*What to work on*.
Below are the records; copy each line in which "description" occurs.

+++ Records to use +++

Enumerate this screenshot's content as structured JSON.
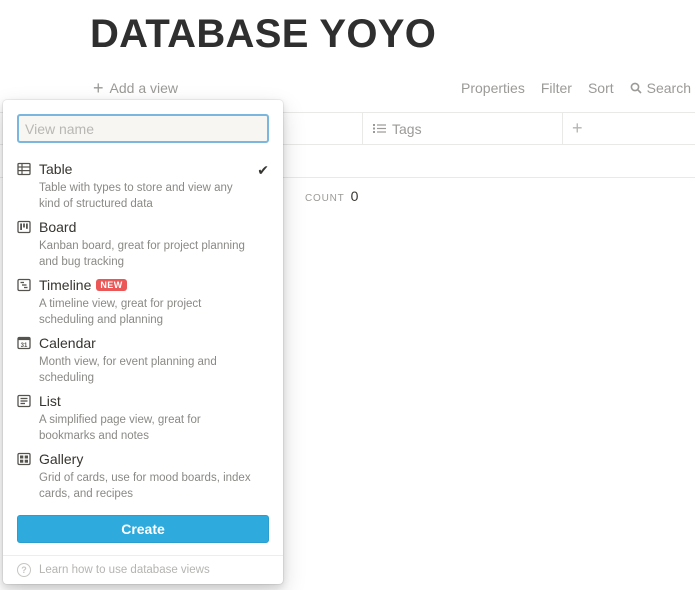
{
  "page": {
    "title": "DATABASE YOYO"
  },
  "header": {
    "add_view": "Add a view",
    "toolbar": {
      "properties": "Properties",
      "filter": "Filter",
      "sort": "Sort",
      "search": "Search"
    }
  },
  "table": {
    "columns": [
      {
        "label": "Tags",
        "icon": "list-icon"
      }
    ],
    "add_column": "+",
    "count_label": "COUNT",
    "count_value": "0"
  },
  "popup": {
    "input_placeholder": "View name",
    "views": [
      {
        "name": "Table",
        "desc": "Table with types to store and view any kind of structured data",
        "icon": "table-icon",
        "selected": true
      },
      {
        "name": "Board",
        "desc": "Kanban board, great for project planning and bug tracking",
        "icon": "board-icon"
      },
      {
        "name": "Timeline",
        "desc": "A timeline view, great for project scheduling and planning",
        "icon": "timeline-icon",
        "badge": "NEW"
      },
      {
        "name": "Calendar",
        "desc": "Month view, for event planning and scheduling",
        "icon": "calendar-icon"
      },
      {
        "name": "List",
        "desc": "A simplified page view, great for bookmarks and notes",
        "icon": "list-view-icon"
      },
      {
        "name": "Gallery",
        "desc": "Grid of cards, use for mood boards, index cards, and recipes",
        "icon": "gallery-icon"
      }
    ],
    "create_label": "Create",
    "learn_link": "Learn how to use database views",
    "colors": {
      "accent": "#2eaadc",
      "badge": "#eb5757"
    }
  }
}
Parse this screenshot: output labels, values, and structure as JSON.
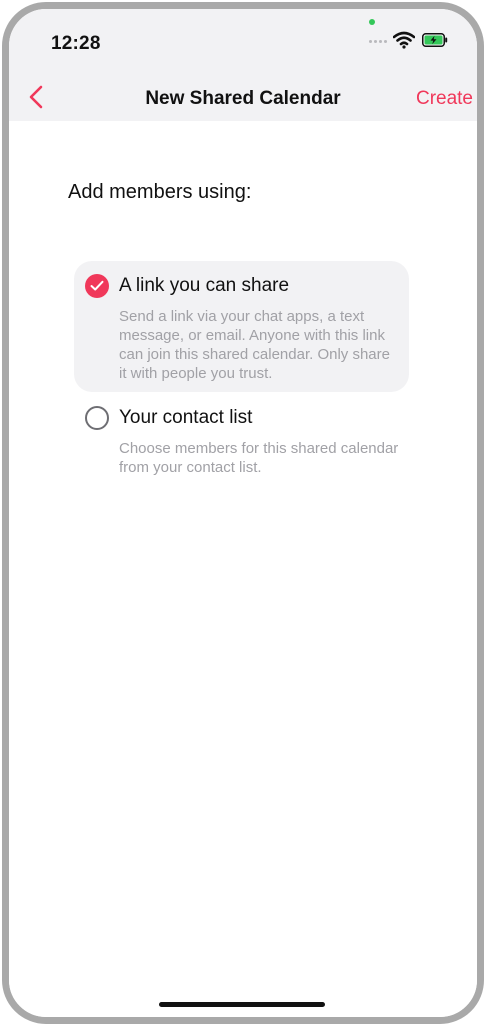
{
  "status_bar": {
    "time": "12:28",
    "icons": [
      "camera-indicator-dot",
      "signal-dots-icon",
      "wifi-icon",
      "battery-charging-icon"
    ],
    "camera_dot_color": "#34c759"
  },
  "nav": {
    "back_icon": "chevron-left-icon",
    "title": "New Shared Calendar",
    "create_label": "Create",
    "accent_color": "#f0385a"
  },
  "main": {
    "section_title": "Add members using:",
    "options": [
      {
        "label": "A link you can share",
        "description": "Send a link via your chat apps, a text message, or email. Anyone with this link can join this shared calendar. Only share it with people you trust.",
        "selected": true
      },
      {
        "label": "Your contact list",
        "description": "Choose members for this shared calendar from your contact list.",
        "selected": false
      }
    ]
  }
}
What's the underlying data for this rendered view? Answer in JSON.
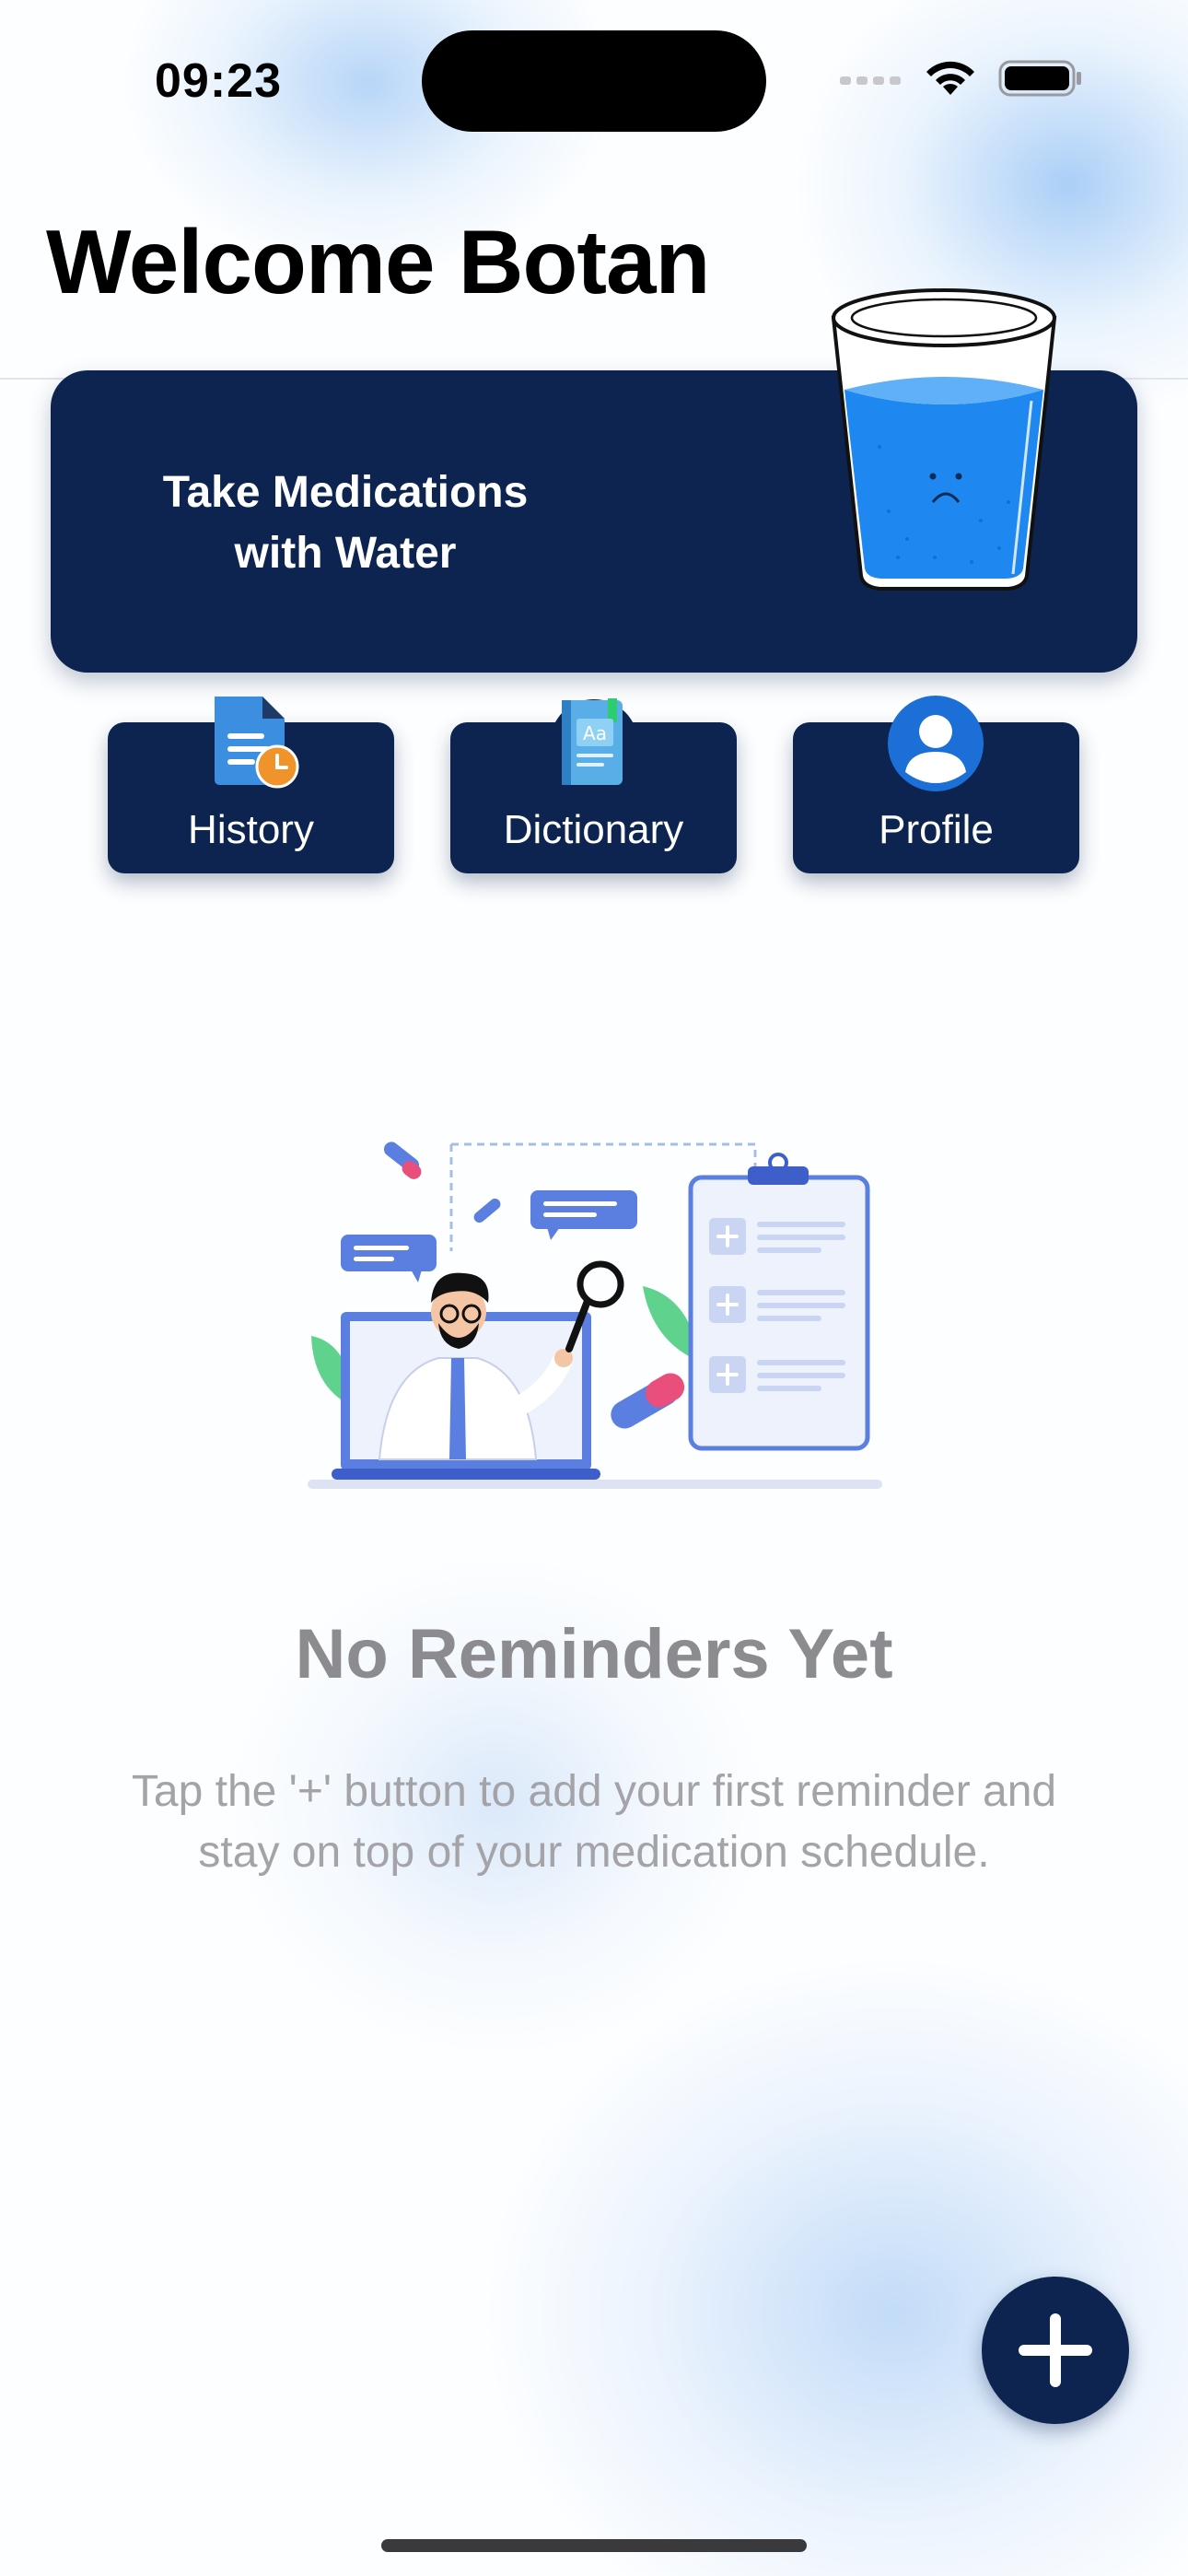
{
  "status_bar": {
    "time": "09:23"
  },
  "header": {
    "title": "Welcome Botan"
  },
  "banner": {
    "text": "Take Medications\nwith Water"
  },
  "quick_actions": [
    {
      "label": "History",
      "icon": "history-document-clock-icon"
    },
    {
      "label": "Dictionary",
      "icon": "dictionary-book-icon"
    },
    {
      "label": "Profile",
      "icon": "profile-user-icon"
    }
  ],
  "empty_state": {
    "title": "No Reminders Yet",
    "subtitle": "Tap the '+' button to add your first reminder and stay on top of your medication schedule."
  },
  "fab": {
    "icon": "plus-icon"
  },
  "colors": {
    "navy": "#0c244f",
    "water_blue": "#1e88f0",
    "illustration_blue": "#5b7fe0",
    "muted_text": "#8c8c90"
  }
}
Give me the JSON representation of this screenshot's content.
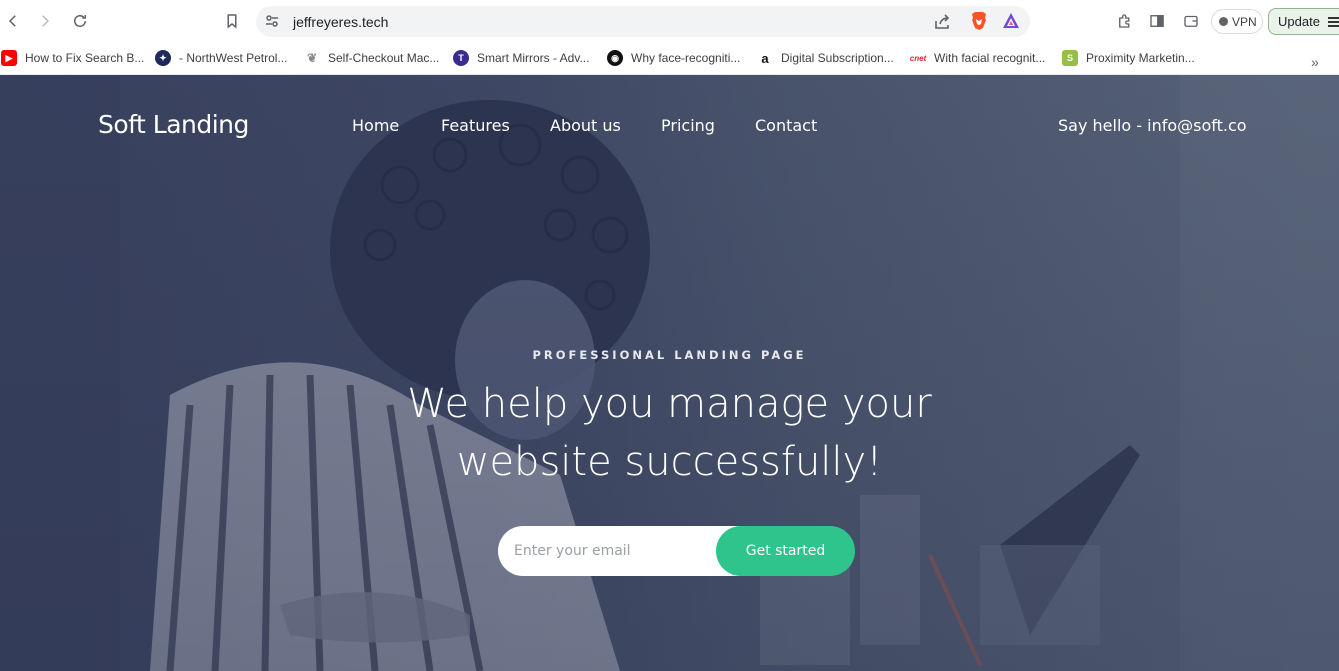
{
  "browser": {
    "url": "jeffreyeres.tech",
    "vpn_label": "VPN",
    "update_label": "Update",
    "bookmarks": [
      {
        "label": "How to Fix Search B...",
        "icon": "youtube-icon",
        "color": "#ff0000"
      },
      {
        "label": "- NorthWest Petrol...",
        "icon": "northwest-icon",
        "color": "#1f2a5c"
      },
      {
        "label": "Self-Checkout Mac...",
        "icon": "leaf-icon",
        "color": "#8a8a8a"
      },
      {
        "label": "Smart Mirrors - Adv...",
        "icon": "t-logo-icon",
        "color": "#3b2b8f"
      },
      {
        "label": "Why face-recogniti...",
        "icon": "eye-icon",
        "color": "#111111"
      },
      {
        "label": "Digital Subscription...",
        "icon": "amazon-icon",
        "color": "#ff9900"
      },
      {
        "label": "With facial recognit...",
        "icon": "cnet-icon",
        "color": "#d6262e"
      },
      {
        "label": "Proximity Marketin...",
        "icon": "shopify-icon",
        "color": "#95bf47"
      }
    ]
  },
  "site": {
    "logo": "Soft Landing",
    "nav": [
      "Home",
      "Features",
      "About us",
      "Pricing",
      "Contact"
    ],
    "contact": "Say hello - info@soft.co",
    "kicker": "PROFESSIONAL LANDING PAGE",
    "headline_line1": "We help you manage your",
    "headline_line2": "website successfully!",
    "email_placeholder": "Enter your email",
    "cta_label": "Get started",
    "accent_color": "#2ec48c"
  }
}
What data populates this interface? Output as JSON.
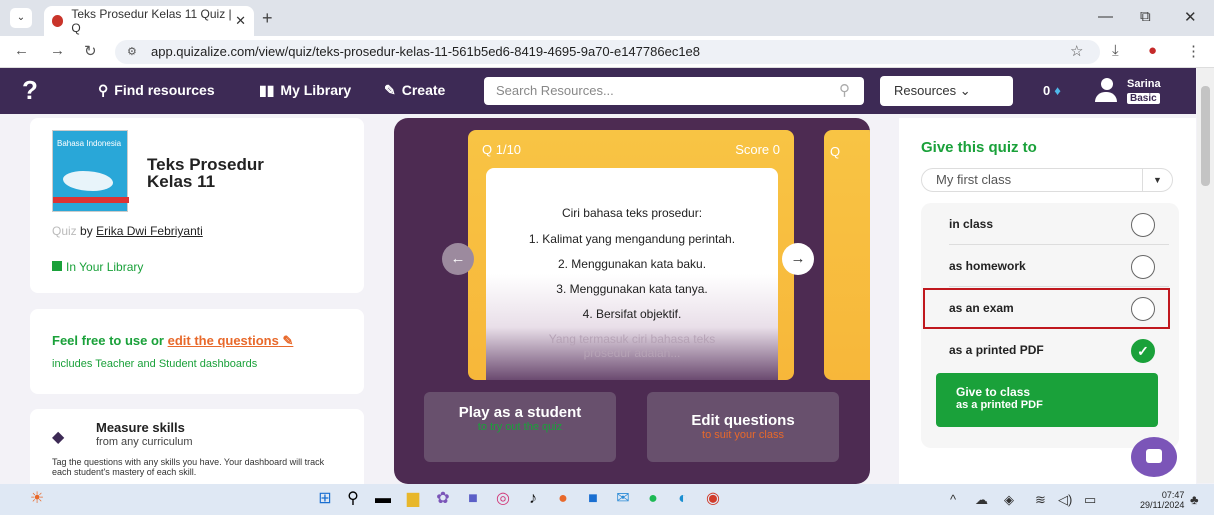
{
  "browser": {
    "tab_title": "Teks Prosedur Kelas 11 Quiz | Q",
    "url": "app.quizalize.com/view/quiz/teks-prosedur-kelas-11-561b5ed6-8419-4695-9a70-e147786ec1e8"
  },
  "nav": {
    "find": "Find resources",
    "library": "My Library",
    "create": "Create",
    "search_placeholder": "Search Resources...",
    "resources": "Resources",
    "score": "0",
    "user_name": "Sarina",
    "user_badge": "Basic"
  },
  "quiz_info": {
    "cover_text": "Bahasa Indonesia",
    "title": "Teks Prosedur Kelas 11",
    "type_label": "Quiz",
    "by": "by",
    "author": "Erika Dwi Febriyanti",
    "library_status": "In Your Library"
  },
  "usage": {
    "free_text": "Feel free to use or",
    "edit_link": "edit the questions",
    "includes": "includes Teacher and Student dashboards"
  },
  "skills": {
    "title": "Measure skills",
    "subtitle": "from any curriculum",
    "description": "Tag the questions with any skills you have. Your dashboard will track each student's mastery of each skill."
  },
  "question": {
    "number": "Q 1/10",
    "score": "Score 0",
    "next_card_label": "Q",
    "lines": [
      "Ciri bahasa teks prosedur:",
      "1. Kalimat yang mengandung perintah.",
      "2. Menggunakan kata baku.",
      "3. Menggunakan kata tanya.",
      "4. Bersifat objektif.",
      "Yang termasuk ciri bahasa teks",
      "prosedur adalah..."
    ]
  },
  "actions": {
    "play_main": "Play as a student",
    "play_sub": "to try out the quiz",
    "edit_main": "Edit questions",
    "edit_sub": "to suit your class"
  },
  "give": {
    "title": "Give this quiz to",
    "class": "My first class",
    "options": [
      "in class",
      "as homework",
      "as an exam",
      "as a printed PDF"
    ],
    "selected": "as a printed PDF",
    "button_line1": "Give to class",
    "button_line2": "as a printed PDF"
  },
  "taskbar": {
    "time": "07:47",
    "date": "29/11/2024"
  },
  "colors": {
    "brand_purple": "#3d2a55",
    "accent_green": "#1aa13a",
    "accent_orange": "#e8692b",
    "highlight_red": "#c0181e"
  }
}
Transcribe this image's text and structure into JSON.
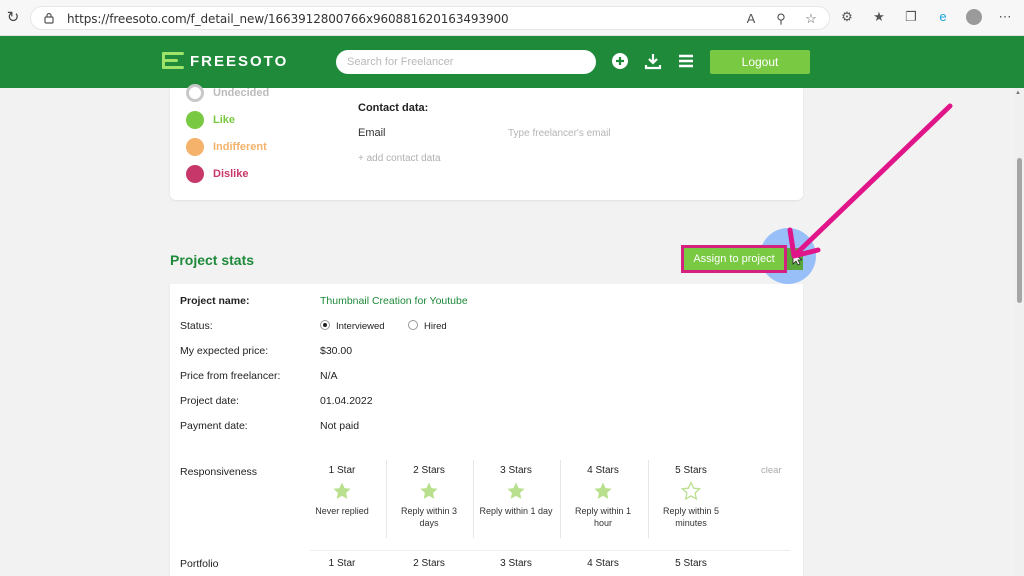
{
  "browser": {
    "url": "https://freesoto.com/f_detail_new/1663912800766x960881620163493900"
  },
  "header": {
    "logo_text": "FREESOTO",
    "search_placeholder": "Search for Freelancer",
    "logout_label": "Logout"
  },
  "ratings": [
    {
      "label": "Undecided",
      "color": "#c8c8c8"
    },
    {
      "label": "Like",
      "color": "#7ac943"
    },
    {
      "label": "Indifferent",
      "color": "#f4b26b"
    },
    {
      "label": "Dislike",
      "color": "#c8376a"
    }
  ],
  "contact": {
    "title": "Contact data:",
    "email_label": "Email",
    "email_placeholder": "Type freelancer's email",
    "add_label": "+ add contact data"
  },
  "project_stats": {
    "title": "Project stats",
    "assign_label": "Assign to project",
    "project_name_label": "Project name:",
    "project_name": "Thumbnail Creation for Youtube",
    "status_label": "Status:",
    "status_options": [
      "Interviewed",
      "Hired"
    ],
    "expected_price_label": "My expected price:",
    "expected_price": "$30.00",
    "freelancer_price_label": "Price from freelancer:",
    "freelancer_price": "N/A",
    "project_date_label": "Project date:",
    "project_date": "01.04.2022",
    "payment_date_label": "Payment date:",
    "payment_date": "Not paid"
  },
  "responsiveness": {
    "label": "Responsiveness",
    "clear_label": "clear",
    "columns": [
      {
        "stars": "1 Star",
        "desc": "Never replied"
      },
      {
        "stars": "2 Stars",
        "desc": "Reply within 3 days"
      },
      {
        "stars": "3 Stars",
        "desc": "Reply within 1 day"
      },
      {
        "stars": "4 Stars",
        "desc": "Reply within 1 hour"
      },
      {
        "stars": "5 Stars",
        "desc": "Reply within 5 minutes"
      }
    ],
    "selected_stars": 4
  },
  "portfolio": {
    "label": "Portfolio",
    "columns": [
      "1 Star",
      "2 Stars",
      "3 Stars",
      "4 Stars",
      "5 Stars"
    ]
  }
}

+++

*Task result*.
        "description": "Send a link via your chat apps, a text message, or email. Anyone with this link can join this shared calendar. Only share it with people you trust.",
        "description": "Choose members for this shared calendar from your contact list.",
    "description": "Tag the questions with any skills you have. Your dashboard will track each student's mastery of each skill."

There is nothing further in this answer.